The REPTile instrument has undergone extensive testing to confirm detector operability and measure inherent system noise over temperature, energy deposition in the detectors, and incident particle flux. We have also verified instrument functionality in completely integrated spacecraft tests, measuring count rates from cosmic ray muons and a radioactive source.
Cosmic Ray Muon Testing
The first fully integrated spacecraft test involved measuring muon counts at the surface of the Earth. When a very high-energy (>100MeV) galactic cosmic ray (GCR) interacts with the atmosphere, it produces a shower of particles that dissipate its energy into the atmosphere. Muons are one of the secondary particles produced. They have a very low interaction cross-section and a mean lifetime of 2.2μs—long enough for the relativistic particles to reach the Earth’s surface. At the surface of the Earth they typically have energies of 4GeV, which is enough energy to pass through buildings and organic tissue, as well as all four of REPTile’s detectors. 4GeV muons at the Earth’s surface deposit ∼0.6MeV in the silicon detectors when perpendicularly incident, enough to trip the first reference voltage and be measured by the instrument.
To measure muon flux, the integrated spacecraft was positioned with the look direction of the instrument oriented vertically. The spacecraft was then commanded into science mode, in which the REPTile instrument begins to store count rate data.

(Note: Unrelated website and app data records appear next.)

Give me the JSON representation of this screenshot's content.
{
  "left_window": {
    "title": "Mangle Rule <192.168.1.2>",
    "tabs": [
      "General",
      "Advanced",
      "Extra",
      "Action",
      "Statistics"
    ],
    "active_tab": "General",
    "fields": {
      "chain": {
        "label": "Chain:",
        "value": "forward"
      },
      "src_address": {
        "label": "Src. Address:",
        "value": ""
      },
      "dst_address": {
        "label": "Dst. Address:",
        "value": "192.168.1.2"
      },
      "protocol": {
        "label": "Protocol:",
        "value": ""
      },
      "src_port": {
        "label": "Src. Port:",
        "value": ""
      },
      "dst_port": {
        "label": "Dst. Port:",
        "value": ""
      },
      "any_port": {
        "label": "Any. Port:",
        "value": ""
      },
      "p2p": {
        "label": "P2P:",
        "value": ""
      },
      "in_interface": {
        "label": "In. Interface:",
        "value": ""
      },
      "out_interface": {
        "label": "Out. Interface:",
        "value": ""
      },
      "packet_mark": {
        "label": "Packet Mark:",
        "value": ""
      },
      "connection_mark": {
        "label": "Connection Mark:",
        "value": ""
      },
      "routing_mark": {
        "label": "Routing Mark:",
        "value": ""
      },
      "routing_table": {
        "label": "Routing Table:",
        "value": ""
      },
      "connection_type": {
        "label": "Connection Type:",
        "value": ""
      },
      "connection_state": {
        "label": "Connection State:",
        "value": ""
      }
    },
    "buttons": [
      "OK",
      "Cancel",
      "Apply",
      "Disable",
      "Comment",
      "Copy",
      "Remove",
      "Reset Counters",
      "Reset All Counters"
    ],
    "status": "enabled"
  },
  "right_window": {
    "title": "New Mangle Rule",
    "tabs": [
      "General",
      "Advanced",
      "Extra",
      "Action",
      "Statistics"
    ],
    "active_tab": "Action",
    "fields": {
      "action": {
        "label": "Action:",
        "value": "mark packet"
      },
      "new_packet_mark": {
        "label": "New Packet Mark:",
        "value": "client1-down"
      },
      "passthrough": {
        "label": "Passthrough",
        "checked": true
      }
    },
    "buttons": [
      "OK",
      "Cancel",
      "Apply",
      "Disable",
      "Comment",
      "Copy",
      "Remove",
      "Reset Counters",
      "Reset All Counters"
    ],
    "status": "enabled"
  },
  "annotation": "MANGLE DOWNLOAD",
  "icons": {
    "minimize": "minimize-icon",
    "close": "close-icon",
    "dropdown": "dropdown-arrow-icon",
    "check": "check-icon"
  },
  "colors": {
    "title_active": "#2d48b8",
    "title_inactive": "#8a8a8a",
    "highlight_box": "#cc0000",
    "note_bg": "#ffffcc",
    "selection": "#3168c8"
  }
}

For this specific test, the CubeSat took muon data for 30 minutes, and then the data was requested and downloaded through the radio frequency (RF) link. Since the muon flux is proportional to the receiving area of the detector, we expect to have 4x more counts on the 40mm detectors than the 20mm. As expected, the larger detectors (detectors 2, 3, and 4) see ∼4x higher counts. This test confirms the basic functionality of all four detectors.
Radioactive Source (Strontium 90) Testing
The fully assembled spacecraft was also tested with a strontium-90 radiation source, fastened to the outside of the REPTile collimator. Strontium-90 has a half-life of 28 years and decays into yttrium-90, emitting an electron with maximum energy of 0.546 MeV. Yttrium-90 has a half-life of 2.7 days and decays into Zirconium-90, emitting an electron with maximum energy of 2.28 MeV. Both isotopes emit electrons in a continuous kinetic energy spectrum from zero to the maximum. An independent empirical measurement of the strontium 90 spectrum was made and fit to a power law. Using the fit, the theoretical count rate for each of REPTile’s differential energy channels was calculated. Data collected from the fully integrated strontium-90 test agreed with the theoretical count rate within expectation, confirming functionality of the instrument despite the design challenges presented by an energetic particle telescope for a CubeSat platform.